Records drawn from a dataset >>
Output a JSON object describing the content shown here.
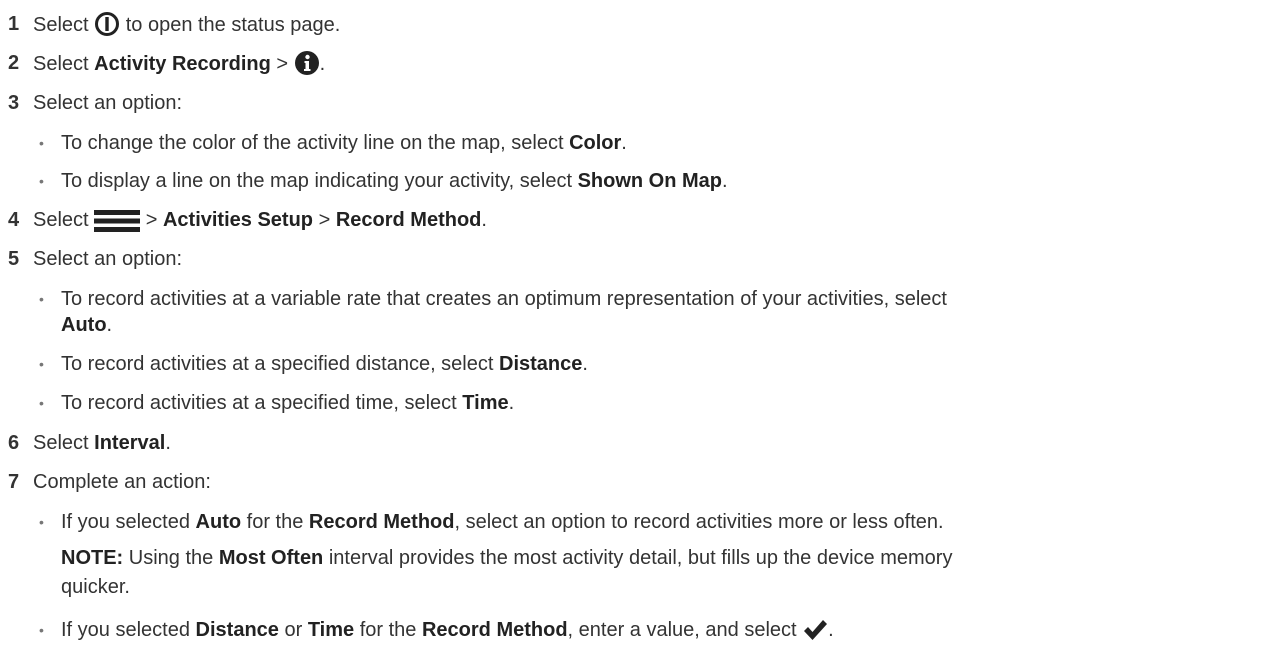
{
  "steps": [
    {
      "num": "1",
      "pre": "Select",
      "post": "to open the status page.",
      "icon": "power-icon"
    },
    {
      "num": "2",
      "pre": "Select",
      "b1": "Activity Recording",
      "sep": ">",
      "post": ".",
      "icon": "info-icon"
    },
    {
      "num": "3",
      "text": "Select an option:"
    },
    {
      "num": "4",
      "pre": "Select",
      "sep1": ">",
      "b1": "Activities Setup",
      "sep2": ">",
      "b2": "Record Method",
      "post": ".",
      "icon": "menu-icon"
    },
    {
      "num": "5",
      "text": "Select an option:"
    },
    {
      "num": "6",
      "pre": "Select",
      "b1": "Interval",
      "post": "."
    },
    {
      "num": "7",
      "text": "Complete an action:"
    }
  ],
  "bullets3": [
    {
      "pre": "To change the color of the activity line on the map, select",
      "b": "Color",
      "post": "."
    },
    {
      "pre": "To display a line on the map indicating your activity, select",
      "b": "Shown On Map",
      "post": "."
    }
  ],
  "bullets5": [
    {
      "pre": "To record activities at a variable rate that creates an optimum representation of your activities, select",
      "b": "Auto",
      "post": "."
    },
    {
      "pre": "To record activities at a specified distance, select",
      "b": "Distance",
      "post": "."
    },
    {
      "pre": "To record activities at a specified time, select",
      "b": "Time",
      "post": "."
    }
  ],
  "bullets7": [
    {
      "pre": "If you selected",
      "b1": "Auto",
      "mid1": "for the",
      "b2": "Record Method",
      "post": ", select an option to record activities more or less often."
    },
    {
      "pre": "If you selected",
      "b1": "Distance",
      "mid1": "or",
      "b2": "Time",
      "mid2": "for the",
      "b3": "Record Method",
      "post": ", enter a value, and select",
      "end": ".",
      "icon": "checkmark-icon"
    }
  ],
  "note": {
    "label": "NOTE:",
    "pre": "Using the",
    "b": "Most Often",
    "post": "interval provides the most activity detail, but fills up the device memory",
    "line2": "quicker."
  }
}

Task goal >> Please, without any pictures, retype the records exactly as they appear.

Result of this exercise >>
Output a JSON object describing the content shown here.
{
  "steps": [
    {
      "num": "1",
      "pre": "Select",
      "post": "to open the status page.",
      "icon": "power-icon"
    },
    {
      "num": "2",
      "pre": "Select",
      "b1": "Activity Recording",
      "sep": ">",
      "post": ".",
      "icon": "info-icon"
    },
    {
      "num": "3",
      "text": "Select an option:"
    },
    {
      "num": "4",
      "pre": "Select",
      "sep1": ">",
      "b1": "Activities Setup",
      "sep2": ">",
      "b2": "Record Method",
      "post": ".",
      "icon": "menu-icon"
    },
    {
      "num": "5",
      "text": "Select an option:"
    },
    {
      "num": "6",
      "pre": "Select",
      "b1": "Interval",
      "post": "."
    },
    {
      "num": "7",
      "text": "Complete an action:"
    }
  ],
  "bullets3": [
    {
      "pre": "To change the color of the activity line on the map, select",
      "b": "Color",
      "post": "."
    },
    {
      "pre": "To display a line on the map indicating your activity, select",
      "b": "Shown On Map",
      "post": "."
    }
  ],
  "bullets5": [
    {
      "pre": "To record activities at a variable rate that creates an optimum representation of your activities, select",
      "b": "Auto",
      "post": "."
    },
    {
      "pre": "To record activities at a specified distance, select",
      "b": "Distance",
      "post": "."
    },
    {
      "pre": "To record activities at a specified time, select",
      "b": "Time",
      "post": "."
    }
  ],
  "bullets7": [
    {
      "pre": "If you selected",
      "b1": "Auto",
      "mid1": "for the",
      "b2": "Record Method",
      "post": ", select an option to record activities more or less often."
    },
    {
      "pre": "If you selected",
      "b1": "Distance",
      "mid1": "or",
      "b2": "Time",
      "mid2": "for the",
      "b3": "Record Method",
      "post": ", enter a value, and select",
      "end": ".",
      "icon": "checkmark-icon"
    }
  ],
  "note": {
    "label": "NOTE:",
    "pre": "Using the",
    "b": "Most Often",
    "post": "interval provides the most activity detail, but fills up the device memory",
    "line2": "quicker."
  }
}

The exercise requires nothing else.